The Seven Pablos by Jorge Luján and Chiara Carrer

What’s in a name? Does a name identify who you are? In Jorge Luján’s book, there are seven boys who share the name Pablo. But although there is a commonality in the name, there is an individuality about where they come from. Living in different parts of the Americas, Jorge Luján does an incredible job pulling the reader into each of their complex lives...lives that aren't privileged. 
There are some very heavy topics covered. There is a Pablo who wants to become "big guy in a uniform. When asked why, he has a shockingly honest answer. He's asked to draw it, and what ensues is a learning lesson for the boy. 
The hard charcoal drawings give those stories more weight and seriousness. Yet, there is a lightheartedness to the book...well some stories. But that's reality isn't it. Through the darkness of our existence, we try to find some comfort and joy.
The Seven Pablos is one children's book that will change the way kids perceive their world and serve as a teaching e…

Human Body: A Visual Encyclopedia

I am the first to admit that I never 'got' biology, and much to my mom's lament, my disinterest in biology generally and the workings of the human body in particular precluded me from pursuing a career in medicine. But what about the kids today that are in the same predicament that I was in decades ago? Or better yet, what about the kids who have shown an interest and need it to be piqued further? May I humbly recommend DK's fully revised, and updated new edition of Human Body: A Visual Encyclopedia available in Hardback, Paperback, and e-book format.  

On DK's website, the descriptor is apt: The first substantial human body encyclopedia aimed at young children, Human Body: A Visual Encyclopedia entertains and excites, while putting key biological information at young readers' fingertips. 

Can't get the kids out of bed in the morning, or convince them to get to bed on time at night? Have them read this write up on the body clock and do the test on the right &…

Thomas the Tank Engine rolls back into town with his friends

Fans of the famous Thomas the Tank Engine series will be delighted with this new character encyclopedia from DK Books

I realized how beloved these characters were to kids and adults alike, when I fell in love with them myself about 20 years ago working as a behaviour therapist with autistic kids.

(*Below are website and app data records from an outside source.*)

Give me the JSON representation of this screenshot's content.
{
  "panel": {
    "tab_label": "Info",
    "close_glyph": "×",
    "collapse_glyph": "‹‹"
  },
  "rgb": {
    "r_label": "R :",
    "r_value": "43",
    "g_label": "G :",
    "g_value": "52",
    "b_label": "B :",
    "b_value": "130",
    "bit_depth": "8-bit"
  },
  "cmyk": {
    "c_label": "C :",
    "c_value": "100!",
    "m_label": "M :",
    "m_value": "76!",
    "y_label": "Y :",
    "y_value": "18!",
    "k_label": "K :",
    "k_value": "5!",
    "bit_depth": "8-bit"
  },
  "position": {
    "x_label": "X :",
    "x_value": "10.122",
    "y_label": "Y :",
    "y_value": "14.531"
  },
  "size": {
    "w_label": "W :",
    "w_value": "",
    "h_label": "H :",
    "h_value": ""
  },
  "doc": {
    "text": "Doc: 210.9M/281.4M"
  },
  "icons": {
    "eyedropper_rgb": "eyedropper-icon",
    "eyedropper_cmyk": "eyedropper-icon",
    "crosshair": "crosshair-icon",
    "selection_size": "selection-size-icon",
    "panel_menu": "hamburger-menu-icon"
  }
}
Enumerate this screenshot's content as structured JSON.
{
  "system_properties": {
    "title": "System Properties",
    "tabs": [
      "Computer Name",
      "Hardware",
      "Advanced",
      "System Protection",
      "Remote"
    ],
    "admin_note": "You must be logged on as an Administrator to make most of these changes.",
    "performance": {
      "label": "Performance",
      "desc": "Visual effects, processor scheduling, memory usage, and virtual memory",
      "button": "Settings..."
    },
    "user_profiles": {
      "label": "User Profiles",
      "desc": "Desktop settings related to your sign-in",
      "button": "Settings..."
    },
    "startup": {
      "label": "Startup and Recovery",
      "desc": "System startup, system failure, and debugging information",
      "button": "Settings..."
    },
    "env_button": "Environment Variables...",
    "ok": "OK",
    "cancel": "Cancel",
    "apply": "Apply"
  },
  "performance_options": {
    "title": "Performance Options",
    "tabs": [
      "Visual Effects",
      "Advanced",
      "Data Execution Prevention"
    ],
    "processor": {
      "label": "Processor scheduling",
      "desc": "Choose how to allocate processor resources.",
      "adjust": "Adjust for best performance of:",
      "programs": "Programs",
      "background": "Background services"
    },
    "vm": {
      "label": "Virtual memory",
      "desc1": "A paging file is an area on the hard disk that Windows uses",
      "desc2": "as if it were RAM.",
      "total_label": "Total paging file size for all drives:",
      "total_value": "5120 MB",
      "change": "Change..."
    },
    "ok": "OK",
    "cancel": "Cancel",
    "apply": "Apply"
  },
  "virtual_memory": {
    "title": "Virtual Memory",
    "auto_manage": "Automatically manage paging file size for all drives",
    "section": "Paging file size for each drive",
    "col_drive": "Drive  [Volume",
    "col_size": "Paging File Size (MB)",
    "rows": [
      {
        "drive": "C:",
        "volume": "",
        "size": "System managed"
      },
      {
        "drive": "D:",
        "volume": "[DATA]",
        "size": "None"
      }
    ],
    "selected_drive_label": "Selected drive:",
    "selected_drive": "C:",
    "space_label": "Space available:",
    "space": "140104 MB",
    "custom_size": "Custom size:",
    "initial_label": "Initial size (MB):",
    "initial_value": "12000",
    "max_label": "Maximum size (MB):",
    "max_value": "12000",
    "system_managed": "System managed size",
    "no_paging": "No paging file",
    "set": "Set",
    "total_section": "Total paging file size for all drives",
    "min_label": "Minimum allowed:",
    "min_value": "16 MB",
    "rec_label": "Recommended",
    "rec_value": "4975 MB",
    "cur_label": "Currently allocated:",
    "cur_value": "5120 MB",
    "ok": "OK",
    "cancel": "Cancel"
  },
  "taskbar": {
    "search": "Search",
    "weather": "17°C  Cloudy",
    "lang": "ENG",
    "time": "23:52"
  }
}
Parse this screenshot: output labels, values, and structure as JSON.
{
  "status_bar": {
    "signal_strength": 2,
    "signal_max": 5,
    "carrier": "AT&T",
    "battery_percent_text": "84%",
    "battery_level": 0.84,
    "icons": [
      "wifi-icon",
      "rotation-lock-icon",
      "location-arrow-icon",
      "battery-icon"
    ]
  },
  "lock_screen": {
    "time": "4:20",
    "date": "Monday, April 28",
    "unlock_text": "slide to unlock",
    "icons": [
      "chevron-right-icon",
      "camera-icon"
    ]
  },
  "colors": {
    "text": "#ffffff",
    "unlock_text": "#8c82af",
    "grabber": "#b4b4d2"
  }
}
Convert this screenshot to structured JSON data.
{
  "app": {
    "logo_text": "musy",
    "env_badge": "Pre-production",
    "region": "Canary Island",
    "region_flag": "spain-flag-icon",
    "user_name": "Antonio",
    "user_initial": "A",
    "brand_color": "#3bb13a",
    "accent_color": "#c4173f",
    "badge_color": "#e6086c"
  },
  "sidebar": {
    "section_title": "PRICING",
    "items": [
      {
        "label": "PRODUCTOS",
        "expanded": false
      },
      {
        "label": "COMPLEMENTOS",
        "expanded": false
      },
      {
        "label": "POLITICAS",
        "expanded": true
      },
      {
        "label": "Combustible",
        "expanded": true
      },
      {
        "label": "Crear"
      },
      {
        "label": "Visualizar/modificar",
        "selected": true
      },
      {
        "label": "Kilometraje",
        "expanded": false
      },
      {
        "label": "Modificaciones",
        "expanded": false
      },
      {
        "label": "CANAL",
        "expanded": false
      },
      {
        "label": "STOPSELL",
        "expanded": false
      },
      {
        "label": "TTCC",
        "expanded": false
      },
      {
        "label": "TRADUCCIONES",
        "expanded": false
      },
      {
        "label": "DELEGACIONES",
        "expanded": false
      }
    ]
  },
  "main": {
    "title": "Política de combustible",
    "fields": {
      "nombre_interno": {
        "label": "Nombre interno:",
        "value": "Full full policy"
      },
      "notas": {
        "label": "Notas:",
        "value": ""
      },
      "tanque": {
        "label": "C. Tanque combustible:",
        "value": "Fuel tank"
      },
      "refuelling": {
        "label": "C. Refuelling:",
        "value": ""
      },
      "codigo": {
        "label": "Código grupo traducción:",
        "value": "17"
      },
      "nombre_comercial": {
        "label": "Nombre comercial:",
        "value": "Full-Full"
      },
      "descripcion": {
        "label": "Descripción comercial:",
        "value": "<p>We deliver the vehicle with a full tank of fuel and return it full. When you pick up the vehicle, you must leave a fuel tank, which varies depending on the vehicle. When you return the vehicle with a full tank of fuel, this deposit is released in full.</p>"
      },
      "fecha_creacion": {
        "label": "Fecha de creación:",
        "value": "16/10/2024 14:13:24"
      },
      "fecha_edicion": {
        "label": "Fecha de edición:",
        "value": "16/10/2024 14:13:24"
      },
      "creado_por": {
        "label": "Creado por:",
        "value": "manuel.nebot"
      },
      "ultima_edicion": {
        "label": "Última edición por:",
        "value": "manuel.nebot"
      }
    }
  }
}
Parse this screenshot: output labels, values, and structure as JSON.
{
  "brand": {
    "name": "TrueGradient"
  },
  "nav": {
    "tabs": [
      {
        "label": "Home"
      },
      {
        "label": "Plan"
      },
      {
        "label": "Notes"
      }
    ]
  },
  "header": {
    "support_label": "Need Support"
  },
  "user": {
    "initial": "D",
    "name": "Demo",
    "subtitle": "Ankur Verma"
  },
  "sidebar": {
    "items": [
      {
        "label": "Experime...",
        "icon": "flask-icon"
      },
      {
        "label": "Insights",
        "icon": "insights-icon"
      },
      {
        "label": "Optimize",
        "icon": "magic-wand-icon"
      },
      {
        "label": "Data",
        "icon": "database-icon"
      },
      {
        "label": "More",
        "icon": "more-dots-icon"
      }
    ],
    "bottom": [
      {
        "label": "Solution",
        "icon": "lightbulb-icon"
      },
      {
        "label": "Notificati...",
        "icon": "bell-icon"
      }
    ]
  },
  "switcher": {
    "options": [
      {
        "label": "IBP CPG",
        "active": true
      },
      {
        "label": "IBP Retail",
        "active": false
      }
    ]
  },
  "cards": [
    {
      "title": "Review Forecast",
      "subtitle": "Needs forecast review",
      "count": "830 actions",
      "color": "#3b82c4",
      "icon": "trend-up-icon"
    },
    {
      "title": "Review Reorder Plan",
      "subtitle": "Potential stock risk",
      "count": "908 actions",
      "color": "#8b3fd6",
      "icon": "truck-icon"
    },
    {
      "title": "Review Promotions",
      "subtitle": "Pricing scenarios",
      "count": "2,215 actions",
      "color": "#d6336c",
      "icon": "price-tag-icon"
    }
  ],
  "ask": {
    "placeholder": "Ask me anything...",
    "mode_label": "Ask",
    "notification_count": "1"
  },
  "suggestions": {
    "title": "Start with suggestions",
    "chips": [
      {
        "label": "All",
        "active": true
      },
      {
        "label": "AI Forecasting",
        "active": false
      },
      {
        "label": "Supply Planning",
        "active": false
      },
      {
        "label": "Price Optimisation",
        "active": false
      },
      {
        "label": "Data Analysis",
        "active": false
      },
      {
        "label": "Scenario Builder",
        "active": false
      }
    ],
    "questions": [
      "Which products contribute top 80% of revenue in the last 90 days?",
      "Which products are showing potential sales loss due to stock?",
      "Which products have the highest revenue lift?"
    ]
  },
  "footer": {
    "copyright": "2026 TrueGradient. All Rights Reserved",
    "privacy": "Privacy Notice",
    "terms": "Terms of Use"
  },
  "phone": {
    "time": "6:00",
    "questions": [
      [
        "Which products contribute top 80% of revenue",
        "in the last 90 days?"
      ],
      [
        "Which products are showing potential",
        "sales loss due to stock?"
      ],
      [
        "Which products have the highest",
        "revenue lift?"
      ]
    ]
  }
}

I didn't grow up in Canada myself, but I could tell how important a part these adorable train characters played in the cultural mosaic of family dynamics. They had a universal language that transpired geographical borders. 
In the digital age where we seem to have become obsessed with stories, we have to be reminded that storytelling has always been a part of our lives. Advertisers told stories around their products, and toys such as the Thomas & Friends series were no exception. Created to connect, these characters relate to children differently, each child gravitating to a particular favourite. 

In this encyclopedia, you get a snapshot, of the trains themselves and the island where t…

There, There

In Tommy Orange’s novel There  There, there is an undercurrent of community, as well as an intricacy to the stories that give the sense of individualism. Of course, savvy readers will note the title's reference to Gertrude Stein's famous quote "there is not there there" pertaining to Oakland, California -- where the novel is set. Various chapters of the book focus on members of a community of urban native Americans. As each tell their story, the reader is drawn into a world where the struggles of a previous generation and the country as a whole, are greatly weaved into current lives. In one story, you come across a young man, whose mom is in jail, and who was born with fetal alcohol syndrome.
The stories are braided. You start to understand that as you motor through the book. Each of the characters and their stories lead them on a journey to a pow wow (a social gathering of various Native American communities). Tommy Orange tempts his readers to take away something bigg…